Sandra McCoy, PhD, MPH is an Assistant Adjunct Professor in the Division of Epidemiology at the University of California, Berkeley (UC Berkeley) School of Public Health. She studies how social, economic, and cultural forces influence disease transmission and health outcomes. During the past several years, Dr. McCoy has explored these relationships through the lens of HIV infection and reproductive health. Using a diverse array of approaches, her goal is to identify innovative, cost-effective, and scalable interventions to overcome global health challenges. Dr. McCoy is especially interested in designing and testing new interventions that can positively change health behavior, such as increasing adherence to treatment, adoption of family planning, or encouraging people to engage in health screenings.
Most recently, Dr. McCoy led a randomized study in Tanzania to compare the effects of short-term food and cash assistance on adherence to antiretroviral therapy among people living with HIV infection in Shinyanga Region (read more about the study here). Also in Tanzania and with funding from the Bill & Melinda Gates Foundation Grand Challenges Explorations Program, her team used patient-centered design and a customer centered approach to develop a simple, scalable intervention to retain patients in HIV care. In addition to her work in Tanzania, Sandi is part of the external impact evaluation team for Zimbabwe’s Accelerated National Prevention of Mother-to-Child HIV Transmission (PMTCT) Program. In this role, she has led several sub-analyses, including describing service utilization in the PMTCT cascade, an analysis of unmet need for family planning, a study examining the effect of food insecurity on utilization of services in the PMTCT cascade, and a study using geospatial analysis to better target resource allocation in the “last mile” towards elimination of mother-to-child HIV transmission.

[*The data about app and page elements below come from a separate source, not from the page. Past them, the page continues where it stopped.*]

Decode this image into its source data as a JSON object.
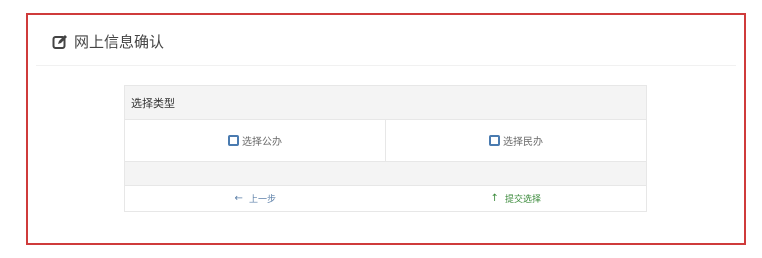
{
  "page": {
    "title": "网上信息确认"
  },
  "panel": {
    "header": "选择类型",
    "options": [
      {
        "label": "选择公办"
      },
      {
        "label": "选择民办"
      }
    ]
  },
  "actions": {
    "prev_label": "上一步",
    "submit_label": "提交选择",
    "prev_icon": "arrow-left-icon",
    "submit_icon": "arrow-up-icon"
  },
  "colors": {
    "frame_border": "#cf3b3b",
    "radio_border": "#4a7bb0",
    "prev_color": "#5b7fa8",
    "submit_color": "#3a8a3a"
  }
}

She also has a portfolio of projects focusing on HIV prevention among vulnerable populations in the United States.